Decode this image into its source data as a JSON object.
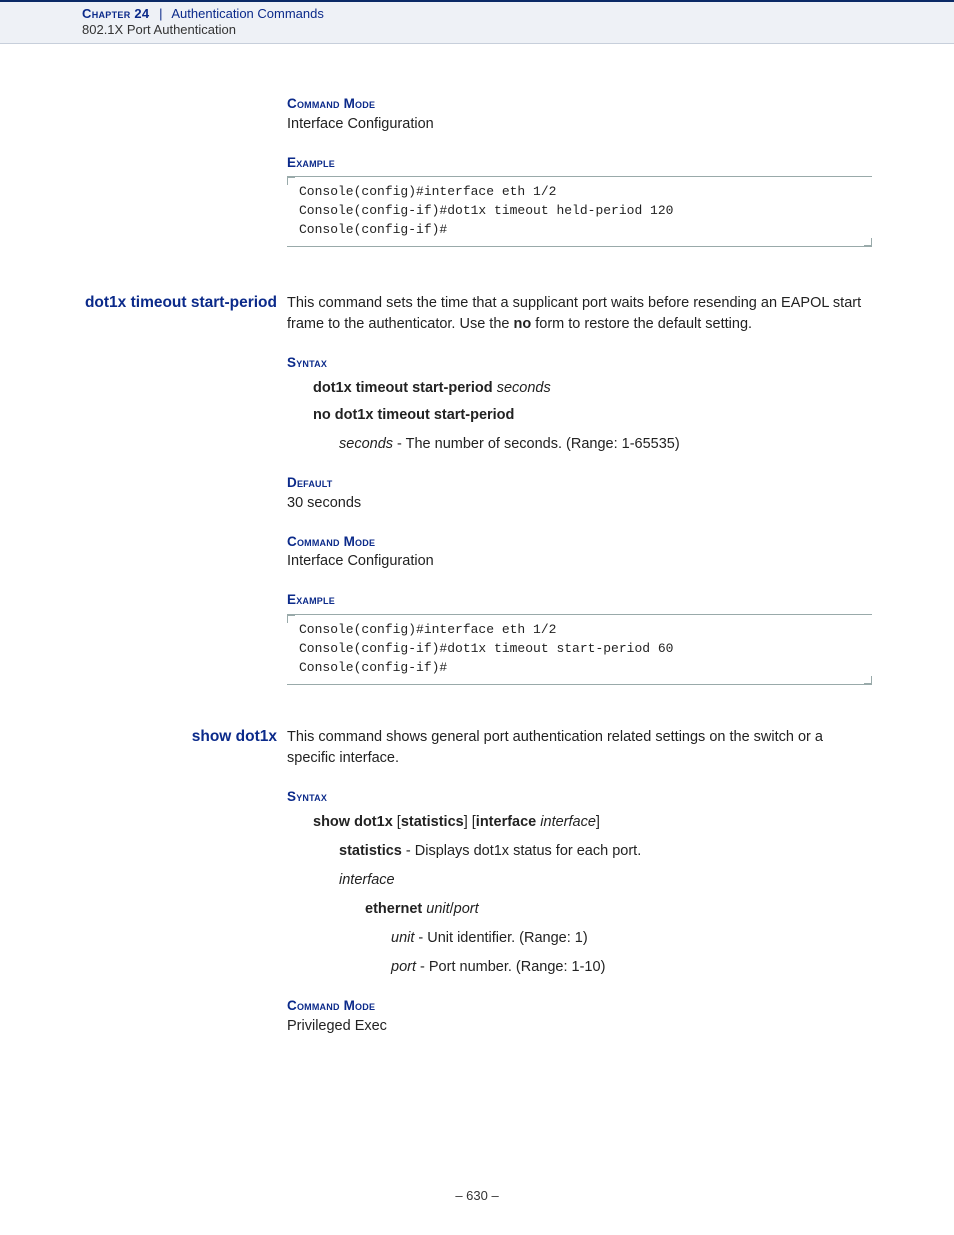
{
  "header": {
    "chapter_label": "Chapter 24",
    "separator": "|",
    "chapter_title": "Authentication Commands",
    "subsection": "802.1X Port Authentication"
  },
  "sec0": {
    "command_mode_label": "Command Mode",
    "command_mode_value": "Interface Configuration",
    "example_label": "Example",
    "example_code": "Console(config)#interface eth 1/2\nConsole(config-if)#dot1x timeout held-period 120\nConsole(config-if)#"
  },
  "sec1": {
    "name": "dot1x timeout start-period",
    "desc_prefix": "This command sets the time that a supplicant port waits before resending an EAPOL start frame to the authenticator. Use the ",
    "desc_bold": "no",
    "desc_suffix": " form to restore the default setting.",
    "syntax_label": "Syntax",
    "syntax_line1_cmd": "dot1x timeout start-period",
    "syntax_line1_arg": "seconds",
    "syntax_line2_cmd": "no dot1x timeout start-period",
    "syntax_param_name": "seconds",
    "syntax_param_desc": " - The number of seconds. (Range: 1-65535)",
    "default_label": "Default",
    "default_value": "30 seconds",
    "command_mode_label": "Command Mode",
    "command_mode_value": "Interface Configuration",
    "example_label": "Example",
    "example_code": "Console(config)#interface eth 1/2\nConsole(config-if)#dot1x timeout start-period 60\nConsole(config-if)#"
  },
  "sec2": {
    "name": "show dot1x",
    "desc": "This command shows general port authentication related settings on the switch or a specific interface.",
    "syntax_label": "Syntax",
    "syn_cmd": "show dot1x",
    "syn_b1": "[",
    "syn_kw1": "statistics",
    "syn_b2": "] [",
    "syn_kw2": "interface",
    "syn_sp": " ",
    "syn_arg2": "interface",
    "syn_b3": "]",
    "p_statistics_name": "statistics",
    "p_statistics_desc": " - Displays dot1x status for each port.",
    "p_interface_name": "interface",
    "p_ethernet_kw": "ethernet",
    "p_ethernet_arg1": "unit",
    "p_ethernet_slash": "/",
    "p_ethernet_arg2": "port",
    "p_unit_name": "unit",
    "p_unit_desc": " - Unit identifier. (Range: 1)",
    "p_port_name": "port",
    "p_port_desc": " - Port number. (Range: 1-10)",
    "command_mode_label": "Command Mode",
    "command_mode_value": "Privileged Exec"
  },
  "page_number": "–  630  –"
}
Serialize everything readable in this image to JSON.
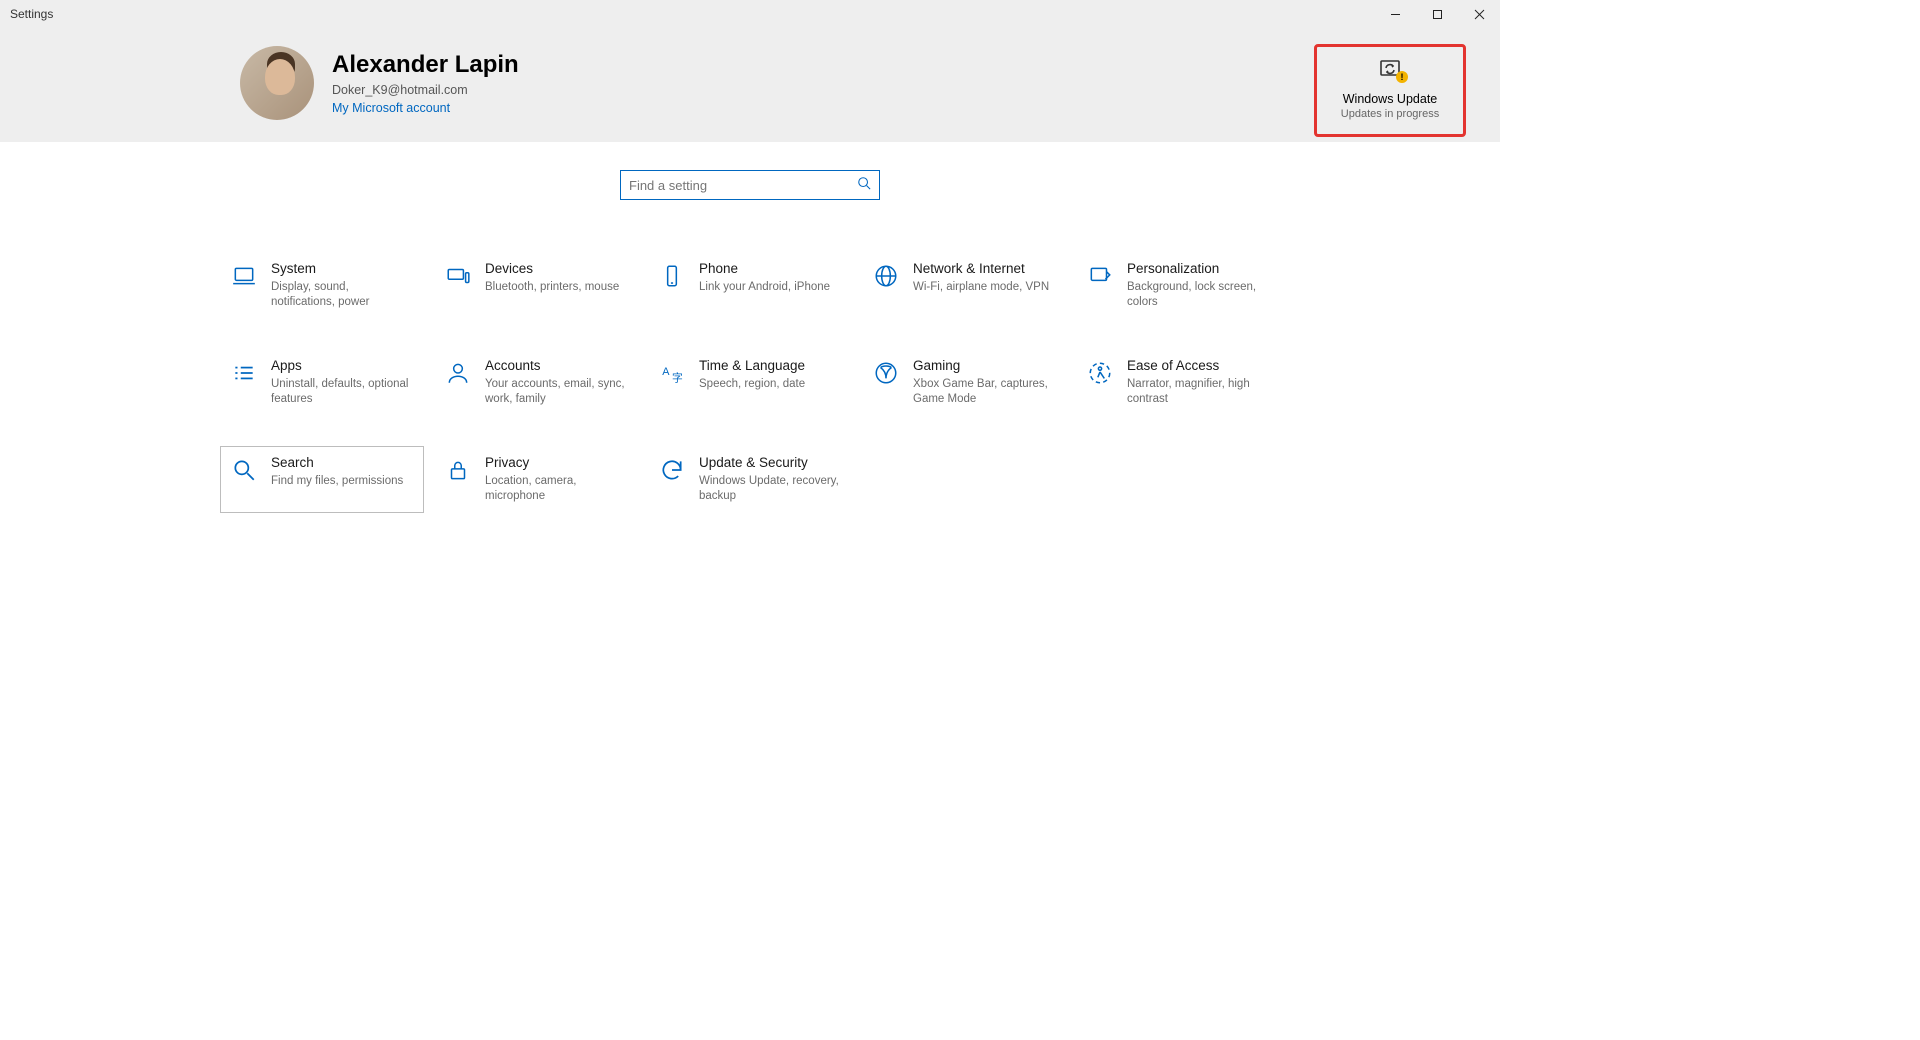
{
  "window": {
    "title": "Settings"
  },
  "user": {
    "name": "Alexander Lapin",
    "email": "Doker_K9@hotmail.com",
    "link_label": "My Microsoft account"
  },
  "update_tile": {
    "title": "Windows Update",
    "subtitle": "Updates in progress"
  },
  "search": {
    "placeholder": "Find a setting"
  },
  "tiles": [
    {
      "id": "system",
      "title": "System",
      "desc": "Display, sound, notifications, power"
    },
    {
      "id": "devices",
      "title": "Devices",
      "desc": "Bluetooth, printers, mouse"
    },
    {
      "id": "phone",
      "title": "Phone",
      "desc": "Link your Android, iPhone"
    },
    {
      "id": "network",
      "title": "Network & Internet",
      "desc": "Wi-Fi, airplane mode, VPN"
    },
    {
      "id": "personalization",
      "title": "Personalization",
      "desc": "Background, lock screen, colors"
    },
    {
      "id": "apps",
      "title": "Apps",
      "desc": "Uninstall, defaults, optional features"
    },
    {
      "id": "accounts",
      "title": "Accounts",
      "desc": "Your accounts, email, sync, work, family"
    },
    {
      "id": "time",
      "title": "Time & Language",
      "desc": "Speech, region, date"
    },
    {
      "id": "gaming",
      "title": "Gaming",
      "desc": "Xbox Game Bar, captures, Game Mode"
    },
    {
      "id": "ease",
      "title": "Ease of Access",
      "desc": "Narrator, magnifier, high contrast"
    },
    {
      "id": "search",
      "title": "Search",
      "desc": "Find my files, permissions"
    },
    {
      "id": "privacy",
      "title": "Privacy",
      "desc": "Location, camera, microphone"
    },
    {
      "id": "update",
      "title": "Update & Security",
      "desc": "Windows Update, recovery, backup"
    }
  ]
}
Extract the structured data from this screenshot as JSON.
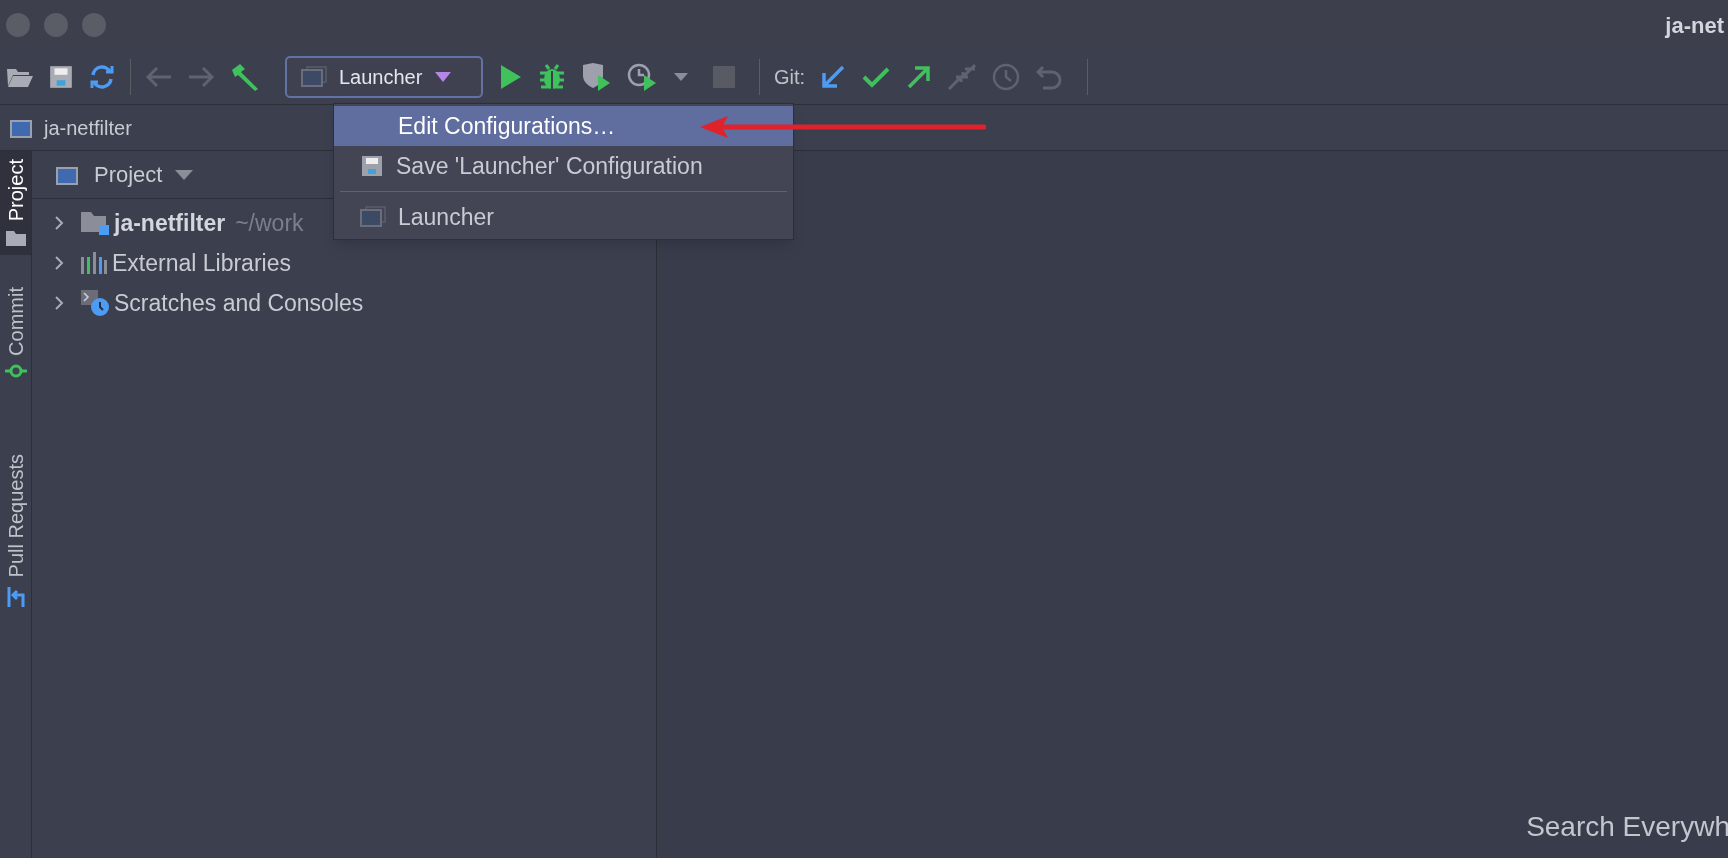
{
  "window": {
    "title": "ja-net"
  },
  "toolbar": {
    "run_config": "Launcher",
    "git_label": "Git:"
  },
  "run_menu": {
    "items": [
      {
        "kind": "edit",
        "label": "Edit Configurations…",
        "selected": true
      },
      {
        "kind": "save",
        "label": "Save 'Launcher' Configuration",
        "selected": false
      },
      {
        "kind": "separator"
      },
      {
        "kind": "config",
        "label": "Launcher",
        "selected": false
      }
    ]
  },
  "breadcrumb": "ja-netfilter",
  "side_tabs": [
    {
      "kind": "project",
      "label": "Project",
      "selected": true
    },
    {
      "kind": "commit",
      "label": "Commit",
      "selected": false
    },
    {
      "kind": "pull",
      "label": "Pull Requests",
      "selected": false
    }
  ],
  "project_panel": {
    "title": "Project",
    "tree": [
      {
        "kind": "module",
        "label": "ja-netfilter",
        "path": "~/work",
        "expanded": false
      },
      {
        "kind": "libraries",
        "label": "External Libraries",
        "expanded": false
      },
      {
        "kind": "scratches",
        "label": "Scratches and Consoles",
        "expanded": false
      }
    ]
  },
  "editor": {
    "hint": "Search Everywh"
  }
}
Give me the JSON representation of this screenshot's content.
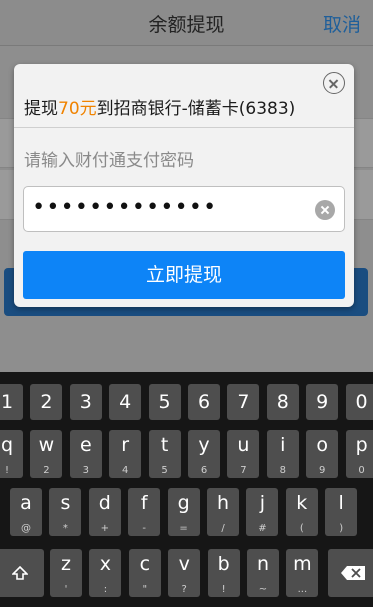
{
  "background": {
    "title": "余额提现",
    "cancel_label": "取消"
  },
  "dialog": {
    "title_prefix": "提现",
    "amount": "70元",
    "title_suffix": "到招商银行-储蓄卡(6383)",
    "close_icon": "close-circle-icon",
    "hint": "请输入财付通支付密码",
    "password_value": "•••••••••••••",
    "clear_icon": "clear-circle-icon",
    "confirm_label": "立即提现"
  },
  "keyboard": {
    "number_row": [
      "1",
      "2",
      "3",
      "4",
      "5",
      "6",
      "7",
      "8",
      "9",
      "0"
    ],
    "row1": [
      {
        "main": "q",
        "sub": "!"
      },
      {
        "main": "w",
        "sub": "2"
      },
      {
        "main": "e",
        "sub": "3"
      },
      {
        "main": "r",
        "sub": "4"
      },
      {
        "main": "t",
        "sub": "5"
      },
      {
        "main": "y",
        "sub": "6"
      },
      {
        "main": "u",
        "sub": "7"
      },
      {
        "main": "i",
        "sub": "8"
      },
      {
        "main": "o",
        "sub": "9"
      },
      {
        "main": "p",
        "sub": "0"
      }
    ],
    "row2": [
      {
        "main": "a",
        "sub": "@"
      },
      {
        "main": "s",
        "sub": "*"
      },
      {
        "main": "d",
        "sub": "+"
      },
      {
        "main": "f",
        "sub": "-"
      },
      {
        "main": "g",
        "sub": "="
      },
      {
        "main": "h",
        "sub": "/"
      },
      {
        "main": "j",
        "sub": "#"
      },
      {
        "main": "k",
        "sub": "("
      },
      {
        "main": "l",
        "sub": ")"
      }
    ],
    "row3": [
      {
        "main": "z",
        "sub": "'"
      },
      {
        "main": "x",
        "sub": ":"
      },
      {
        "main": "c",
        "sub": "\""
      },
      {
        "main": "v",
        "sub": "?"
      },
      {
        "main": "b",
        "sub": "!"
      },
      {
        "main": "n",
        "sub": "~"
      },
      {
        "main": "m",
        "sub": "..."
      }
    ],
    "shift_icon": "shift-icon",
    "backspace_icon": "backspace-icon"
  }
}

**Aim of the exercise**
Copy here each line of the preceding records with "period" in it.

**Completed task**
    "example_code": "Console(config)#interface eth 1/2\nConsole(config-if)#dot1x timeout held-period 120\nConsole(config-if)#"
    "name": "dot1x timeout start-period",
    "syntax_line1_cmd": "dot1x timeout start-period",
    "syntax_line2_cmd": "no dot1x timeout start-period",
    "example_code": "Console(config)#interface eth 1/2\nConsole(config-if)#dot1x timeout start-period 60\nConsole(config-if)#"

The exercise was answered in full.